**TASK**
The answer should contain each record below, repeated exactly.

**RECORDS SHOWN**
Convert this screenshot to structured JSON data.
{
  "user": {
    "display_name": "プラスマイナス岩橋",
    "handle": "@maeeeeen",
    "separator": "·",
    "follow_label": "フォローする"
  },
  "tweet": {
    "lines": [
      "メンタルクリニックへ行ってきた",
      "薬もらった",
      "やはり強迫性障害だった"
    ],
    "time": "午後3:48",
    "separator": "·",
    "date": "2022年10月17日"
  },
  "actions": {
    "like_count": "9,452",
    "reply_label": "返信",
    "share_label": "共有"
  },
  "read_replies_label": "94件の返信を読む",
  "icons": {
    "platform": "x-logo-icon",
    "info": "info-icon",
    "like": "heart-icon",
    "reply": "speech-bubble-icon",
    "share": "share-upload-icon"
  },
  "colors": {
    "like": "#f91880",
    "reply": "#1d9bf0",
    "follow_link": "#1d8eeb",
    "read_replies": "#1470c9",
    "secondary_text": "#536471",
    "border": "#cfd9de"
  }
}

**ANSWER TO THIS TASK**
Convert this screenshot to structured JSON data.
{
  "user": {
    "display_name": "プラスマイナス岩橋",
    "handle": "@maeeeeen",
    "separator": "·",
    "follow_label": "フォローする"
  },
  "tweet": {
    "lines": [
      "メンタルクリニックへ行ってきた",
      "薬もらった",
      "やはり強迫性障害だった"
    ],
    "time": "午後3:48",
    "separator": "·",
    "date": "2022年10月17日"
  },
  "actions": {
    "like_count": "9,452",
    "reply_label": "返信",
    "share_label": "共有"
  },
  "read_replies_label": "94件の返信を読む",
  "icons": {
    "platform": "x-logo-icon",
    "info": "info-icon",
    "like": "heart-icon",
    "reply": "speech-bubble-icon",
    "share": "share-upload-icon"
  },
  "colors": {
    "like": "#f91880",
    "reply": "#1d9bf0",
    "follow_link": "#1d8eeb",
    "read_replies": "#1470c9",
    "secondary_text": "#536471",
    "border": "#cfd9de"
  }
}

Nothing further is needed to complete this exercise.